South called me to the table where it was clear that West had faced an opening lead and North had spread dummy correctly on the table (N / S experienced; E / W inexperienced; Duplicate Pairs).
All players agreed that:
i) North should have been declarer, not South;
ii) North and South had conducted a long complicated auction, E / W passing throughout without any q's;
iii) at the end of the auction N said to W "...you to lead."
iv) none of the players noticed the mistake in that statement so W selected a lead face down, asked E "any q's" - none - so W faced the lead followed by N spreading his hand on the table as dummy;
v) S now woke up to the fact N was presumed declarer and called for TD.
I explained and applied law 47E1 allowing W to retract the lead; asked N to pick up their hand; restored the lead to E; N to be declarer, S dummy.
South and North were unhappy, arguing that this was not equitable. They asserted that all the players had gone along with the incorrect actions and that E / W would now be in a position to know exactly the position regarding finesses, potential ruffs and forcing plays. Surely the board should be cancelled and average scores given?
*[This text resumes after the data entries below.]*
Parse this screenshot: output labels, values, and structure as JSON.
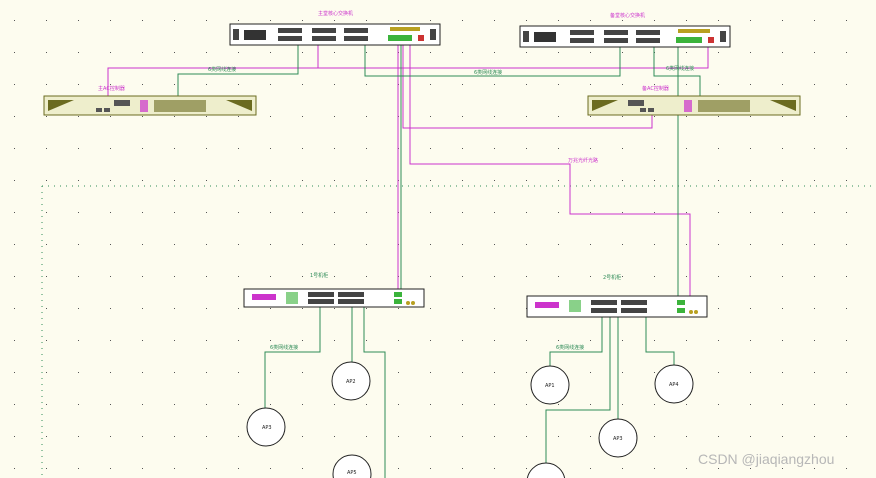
{
  "colors": {
    "background": "#fdfcef",
    "magenta_cable": "#cc33cc",
    "green_cable": "#2e8b57",
    "device_outline": "#222222",
    "ac_body": "#eeeecc",
    "switch_body": "#ffffff",
    "grid_dot": "#2e8b57",
    "port_green": "#3bb33b",
    "port_accent": "#cc33cc",
    "ap_fill": "#ffffff"
  },
  "devices": {
    "core_switch_left": {
      "label": "主堂核心交换机",
      "icon": "rack-switch"
    },
    "core_switch_right": {
      "label": "备堂核心交换机",
      "icon": "rack-switch"
    },
    "ac_left": {
      "label": "主AC控制器",
      "icon": "ac-controller"
    },
    "ac_right": {
      "label": "备AC控制器",
      "icon": "ac-controller"
    },
    "access_switch_1": {
      "label": "1号机柜",
      "icon": "access-switch"
    },
    "access_switch_2": {
      "label": "2号机柜",
      "icon": "access-switch"
    }
  },
  "cable_labels": {
    "left_ac_link": "6类网线连接",
    "middle_link": "6类网线连接",
    "right_ac_link": "6类网线连接",
    "fiber_link": "万兆光纤光路",
    "cab1_link": "6类网线连接",
    "cab2_link": "6类网线连接"
  },
  "access_points": [
    "AP2",
    "AP3",
    "AP5",
    "AP1",
    "AP4",
    "AP3"
  ],
  "watermark": "CSDN @jiaqiangzhou"
}
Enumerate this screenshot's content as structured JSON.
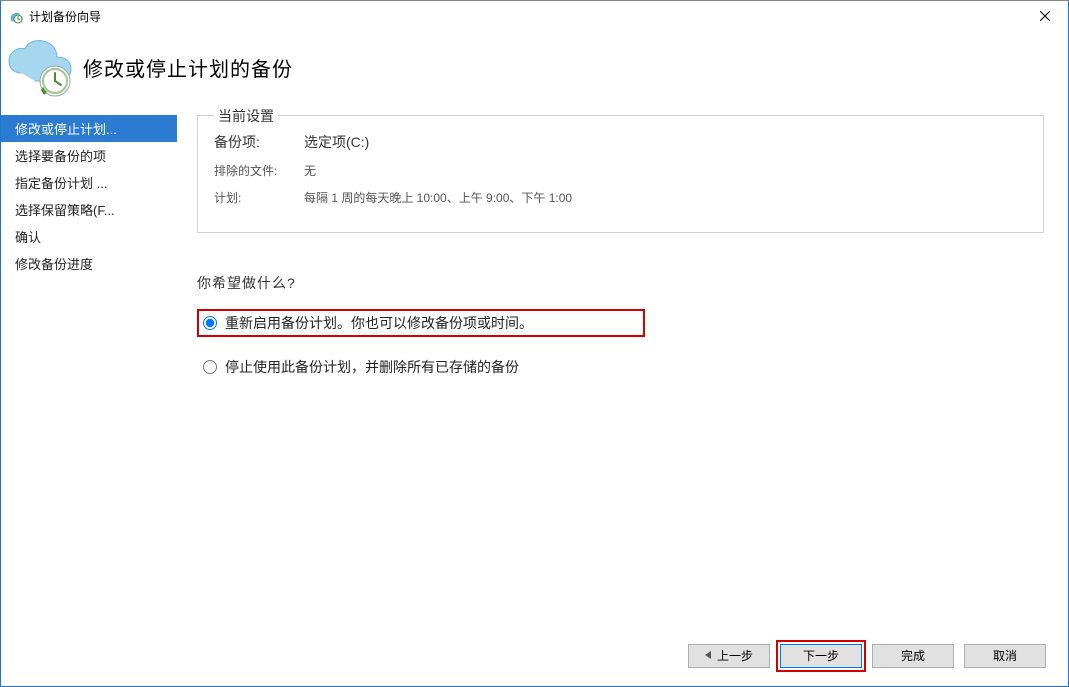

I thought not and asked them to play the board. Was I right please?